(ASSIGNMENT):
Set down each line of the data below exactly.

(DATA FOR THIS EXERCISE):
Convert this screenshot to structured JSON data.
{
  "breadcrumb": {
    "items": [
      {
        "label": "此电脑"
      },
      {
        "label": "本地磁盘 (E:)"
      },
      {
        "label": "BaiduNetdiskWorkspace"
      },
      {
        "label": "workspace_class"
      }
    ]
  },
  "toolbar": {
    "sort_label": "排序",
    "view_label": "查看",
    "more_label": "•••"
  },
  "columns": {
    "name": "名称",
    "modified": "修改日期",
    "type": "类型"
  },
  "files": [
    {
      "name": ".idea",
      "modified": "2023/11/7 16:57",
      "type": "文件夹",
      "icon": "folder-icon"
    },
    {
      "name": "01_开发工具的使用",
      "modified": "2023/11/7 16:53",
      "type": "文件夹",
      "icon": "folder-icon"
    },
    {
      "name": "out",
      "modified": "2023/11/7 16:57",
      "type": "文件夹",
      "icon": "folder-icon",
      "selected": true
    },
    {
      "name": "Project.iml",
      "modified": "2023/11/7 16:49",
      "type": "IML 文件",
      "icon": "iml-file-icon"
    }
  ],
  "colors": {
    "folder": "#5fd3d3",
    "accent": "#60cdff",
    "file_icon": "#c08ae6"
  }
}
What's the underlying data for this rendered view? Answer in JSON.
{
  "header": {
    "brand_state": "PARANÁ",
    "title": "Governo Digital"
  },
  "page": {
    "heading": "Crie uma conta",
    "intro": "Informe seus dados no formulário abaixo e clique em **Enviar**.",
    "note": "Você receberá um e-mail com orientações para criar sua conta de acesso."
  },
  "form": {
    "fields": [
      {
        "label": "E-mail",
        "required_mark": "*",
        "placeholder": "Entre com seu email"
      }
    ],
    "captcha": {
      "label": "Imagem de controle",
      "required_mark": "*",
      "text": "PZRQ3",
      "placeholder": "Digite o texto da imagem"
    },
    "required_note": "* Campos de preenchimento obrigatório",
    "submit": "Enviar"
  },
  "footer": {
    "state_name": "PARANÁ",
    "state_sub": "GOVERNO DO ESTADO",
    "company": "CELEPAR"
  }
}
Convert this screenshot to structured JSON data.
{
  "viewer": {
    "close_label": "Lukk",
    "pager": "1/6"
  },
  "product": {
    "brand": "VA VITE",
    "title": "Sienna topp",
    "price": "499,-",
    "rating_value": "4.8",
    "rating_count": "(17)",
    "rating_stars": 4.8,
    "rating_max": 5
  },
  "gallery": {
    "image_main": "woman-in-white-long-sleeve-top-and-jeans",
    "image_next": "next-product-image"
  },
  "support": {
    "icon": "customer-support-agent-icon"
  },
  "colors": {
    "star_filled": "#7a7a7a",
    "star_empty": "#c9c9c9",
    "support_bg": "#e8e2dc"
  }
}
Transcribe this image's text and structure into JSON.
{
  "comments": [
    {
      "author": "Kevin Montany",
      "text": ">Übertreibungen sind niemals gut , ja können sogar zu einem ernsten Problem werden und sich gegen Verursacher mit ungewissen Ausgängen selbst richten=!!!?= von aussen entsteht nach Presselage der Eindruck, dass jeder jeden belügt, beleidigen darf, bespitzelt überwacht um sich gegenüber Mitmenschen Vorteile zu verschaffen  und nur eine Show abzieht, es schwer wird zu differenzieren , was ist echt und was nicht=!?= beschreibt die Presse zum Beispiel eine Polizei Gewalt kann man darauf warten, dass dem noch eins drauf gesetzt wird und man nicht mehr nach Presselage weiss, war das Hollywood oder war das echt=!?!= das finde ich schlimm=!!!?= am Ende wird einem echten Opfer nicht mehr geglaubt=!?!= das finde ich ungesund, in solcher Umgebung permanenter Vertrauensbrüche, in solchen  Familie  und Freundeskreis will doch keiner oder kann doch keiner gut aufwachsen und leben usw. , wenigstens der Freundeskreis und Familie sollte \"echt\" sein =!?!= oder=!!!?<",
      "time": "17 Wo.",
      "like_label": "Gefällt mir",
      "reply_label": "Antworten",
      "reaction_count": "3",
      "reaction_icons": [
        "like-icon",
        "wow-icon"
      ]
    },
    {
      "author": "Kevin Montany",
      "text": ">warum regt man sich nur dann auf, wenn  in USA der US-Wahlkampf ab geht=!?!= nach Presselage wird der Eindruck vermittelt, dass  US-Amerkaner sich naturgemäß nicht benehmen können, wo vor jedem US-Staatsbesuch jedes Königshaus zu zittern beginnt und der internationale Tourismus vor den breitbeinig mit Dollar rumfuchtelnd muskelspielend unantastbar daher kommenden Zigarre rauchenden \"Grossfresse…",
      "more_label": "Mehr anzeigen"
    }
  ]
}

(WORKED SOLUTION):
Convert this screenshot to structured JSON data.
{
  "breadcrumb": {
    "items": [
      {
        "label": "此电脑"
      },
      {
        "label": "本地磁盘 (E:)"
      },
      {
        "label": "BaiduNetdiskWorkspace"
      },
      {
        "label": "workspace_class"
      }
    ]
  },
  "toolbar": {
    "sort_label": "排序",
    "view_label": "查看",
    "more_label": "•••"
  },
  "columns": {
    "name": "名称",
    "modified": "修改日期",
    "type": "类型"
  },
  "files": [
    {
      "name": ".idea",
      "modified": "2023/11/7 16:57",
      "type": "文件夹",
      "icon": "folder-icon"
    },
    {
      "name": "01_开发工具的使用",
      "modified": "2023/11/7 16:53",
      "type": "文件夹",
      "icon": "folder-icon"
    },
    {
      "name": "out",
      "modified": "2023/11/7 16:57",
      "type": "文件夹",
      "icon": "folder-icon",
      "selected": true
    },
    {
      "name": "Project.iml",
      "modified": "2023/11/7 16:49",
      "type": "IML 文件",
      "icon": "iml-file-icon"
    }
  ],
  "colors": {
    "folder": "#5fd3d3",
    "accent": "#60cdff",
    "file_icon": "#c08ae6"
  }
}
What's the underlying data for this rendered view? Answer in JSON.
{
  "header": {
    "brand_state": "PARANÁ",
    "title": "Governo Digital"
  },
  "page": {
    "heading": "Crie uma conta",
    "intro": "Informe seus dados no formulário abaixo e clique em **Enviar**.",
    "note": "Você receberá um e-mail com orientações para criar sua conta de acesso."
  },
  "form": {
    "fields": [
      {
        "label": "E-mail",
        "required_mark": "*",
        "placeholder": "Entre com seu email"
      }
    ],
    "captcha": {
      "label": "Imagem de controle",
      "required_mark": "*",
      "text": "PZRQ3",
      "placeholder": "Digite o texto da imagem"
    },
    "required_note": "* Campos de preenchimento obrigatório",
    "submit": "Enviar"
  },
  "footer": {
    "state_name": "PARANÁ",
    "state_sub": "GOVERNO DO ESTADO",
    "company": "CELEPAR"
  }
}
Convert this screenshot to structured JSON data.
{
  "viewer": {
    "close_label": "Lukk",
    "pager": "1/6"
  },
  "product": {
    "brand": "VA VITE",
    "title": "Sienna topp",
    "price": "499,-",
    "rating_value": "4.8",
    "rating_count": "(17)",
    "rating_stars": 4.8,
    "rating_max": 5
  },
  "gallery": {
    "image_main": "woman-in-white-long-sleeve-top-and-jeans",
    "image_next": "next-product-image"
  },
  "support": {
    "icon": "customer-support-agent-icon"
  },
  "colors": {
    "star_filled": "#7a7a7a",
    "star_empty": "#c9c9c9",
    "support_bg": "#e8e2dc"
  }
}
Transcribe this image's text and structure into JSON.
{
  "comments": [
    {
      "author": "Kevin Montany",
      "text": ">Übertreibungen sind niemals gut , ja können sogar zu einem ernsten Problem werden und sich gegen Verursacher mit ungewissen Ausgängen selbst richten=!!!?= von aussen entsteht nach Presselage der Eindruck, dass jeder jeden belügt, beleidigen darf, bespitzelt überwacht um sich gegenüber Mitmenschen Vorteile zu verschaffen  und nur eine Show abzieht, es schwer wird zu differenzieren , was ist echt und was nicht=!?= beschreibt die Presse zum Beispiel eine Polizei Gewalt kann man darauf warten, dass dem noch eins drauf gesetzt wird und man nicht mehr nach Presselage weiss, war das Hollywood oder war das echt=!?!= das finde ich schlimm=!!!?= am Ende wird einem echten Opfer nicht mehr geglaubt=!?!= das finde ich ungesund, in solcher Umgebung permanenter Vertrauensbrüche, in solchen  Familie  und Freundeskreis will doch keiner oder kann doch keiner gut aufwachsen und leben usw. , wenigstens der Freundeskreis und Familie sollte \"echt\" sein =!?!= oder=!!!?<",
      "time": "17 Wo.",
      "like_label": "Gefällt mir",
      "reply_label": "Antworten",
      "reaction_count": "3",
      "reaction_icons": [
        "like-icon",
        "wow-icon"
      ]
    },
    {
      "author": "Kevin Montany",
      "text": ">warum regt man sich nur dann auf, wenn  in USA der US-Wahlkampf ab geht=!?!= nach Presselage wird der Eindruck vermittelt, dass  US-Amerkaner sich naturgemäß nicht benehmen können, wo vor jedem US-Staatsbesuch jedes Königshaus zu zittern beginnt und der internationale Tourismus vor den breitbeinig mit Dollar rumfuchtelnd muskelspielend unantastbar daher kommenden Zigarre rauchenden \"Grossfresse…",
      "more_label": "Mehr anzeigen"
    }
  ]
}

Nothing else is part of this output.